Honour and recognition in event of success.”
This “invitation” did not bring many responses, but the few men who did respond were exactly the kind Shackleton wanted.
Likewise, Jesus knows exactly the kind of disciple He wants, and He knows exactly how to ask for them: “If anyone would come after Me, let him deny himself and take up his cross daily and follow Me” (Luke 9:23). There is great joy in following Jesus, and the possibility of ruling and reigning with Him in His Kingdom is certainly appealing. But following Jesus is not easy. Taking up the Cross is difficult.
Of course, there is another way. The Easy Path that “many find” (Mt. 7:13) makes discipleship into an option for those who get serious later on. Ironically, those who take the Easy Path in the beginning never really “get serious” later. Why should they? There is no expectation, no hard sayings, no Cross to embrace daily, no difficult demands or need for self-denial – and so there is no spiritual growth, no maturity, or deep knowledge of God. This Easy Path leads to destruction. Could it be that “the many” who take the Easy Path are all the while calling Jesus “Lord, Lord” but not actually doing what He says?
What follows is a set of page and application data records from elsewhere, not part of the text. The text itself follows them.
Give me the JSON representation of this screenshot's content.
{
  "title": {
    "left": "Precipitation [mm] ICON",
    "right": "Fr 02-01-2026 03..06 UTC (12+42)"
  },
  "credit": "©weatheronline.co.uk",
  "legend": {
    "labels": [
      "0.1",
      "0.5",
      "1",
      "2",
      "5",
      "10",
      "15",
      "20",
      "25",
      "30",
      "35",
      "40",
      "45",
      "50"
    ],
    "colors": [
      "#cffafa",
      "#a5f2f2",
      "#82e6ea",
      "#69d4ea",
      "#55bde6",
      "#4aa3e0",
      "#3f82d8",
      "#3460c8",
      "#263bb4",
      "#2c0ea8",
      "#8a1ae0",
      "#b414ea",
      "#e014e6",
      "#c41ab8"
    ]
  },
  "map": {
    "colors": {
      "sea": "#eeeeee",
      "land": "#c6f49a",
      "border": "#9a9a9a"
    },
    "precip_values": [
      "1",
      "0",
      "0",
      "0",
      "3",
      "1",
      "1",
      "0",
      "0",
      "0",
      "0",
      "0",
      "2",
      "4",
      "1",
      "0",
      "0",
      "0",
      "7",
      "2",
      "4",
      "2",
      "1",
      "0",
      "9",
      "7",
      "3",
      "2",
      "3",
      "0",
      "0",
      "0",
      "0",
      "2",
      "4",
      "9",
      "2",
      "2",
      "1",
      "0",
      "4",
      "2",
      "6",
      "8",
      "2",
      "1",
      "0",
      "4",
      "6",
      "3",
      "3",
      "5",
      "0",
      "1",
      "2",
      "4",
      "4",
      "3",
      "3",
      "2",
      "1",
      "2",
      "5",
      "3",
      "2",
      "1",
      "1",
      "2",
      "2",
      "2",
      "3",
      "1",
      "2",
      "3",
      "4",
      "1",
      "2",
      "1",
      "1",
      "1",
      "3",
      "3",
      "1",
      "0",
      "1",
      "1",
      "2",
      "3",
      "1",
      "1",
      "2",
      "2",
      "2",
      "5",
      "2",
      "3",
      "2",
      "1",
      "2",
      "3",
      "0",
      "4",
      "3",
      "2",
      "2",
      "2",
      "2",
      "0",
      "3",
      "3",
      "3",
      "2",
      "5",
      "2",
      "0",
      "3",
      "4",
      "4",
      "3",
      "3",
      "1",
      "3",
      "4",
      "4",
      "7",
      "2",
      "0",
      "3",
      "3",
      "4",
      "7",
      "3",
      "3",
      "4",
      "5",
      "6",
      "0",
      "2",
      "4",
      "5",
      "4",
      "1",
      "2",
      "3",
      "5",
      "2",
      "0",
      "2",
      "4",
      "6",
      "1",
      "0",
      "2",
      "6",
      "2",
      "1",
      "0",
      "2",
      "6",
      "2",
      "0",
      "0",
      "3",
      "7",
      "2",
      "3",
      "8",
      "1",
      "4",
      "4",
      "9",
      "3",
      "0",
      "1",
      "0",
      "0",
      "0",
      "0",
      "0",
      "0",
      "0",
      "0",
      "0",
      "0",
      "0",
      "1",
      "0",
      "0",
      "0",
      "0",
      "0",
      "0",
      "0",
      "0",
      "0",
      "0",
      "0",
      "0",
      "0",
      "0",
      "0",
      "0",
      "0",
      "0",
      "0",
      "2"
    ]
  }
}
The Way of the Cross is a narrow way, a difficult way, but a necessary way if we ever intend to find Life. Entering the Gate is not the end of the journey; it is the beginning of the journey. It is at the end of the Path that one finds Life (Mt. 7:14), not the beginning. Jesus never made a distinction between being saved and being a disciple. He is not “Savior” for new Christians and “Lord” for older, more deeply committed Christians. Either He is Lord of all, or He isn’t Lord at all.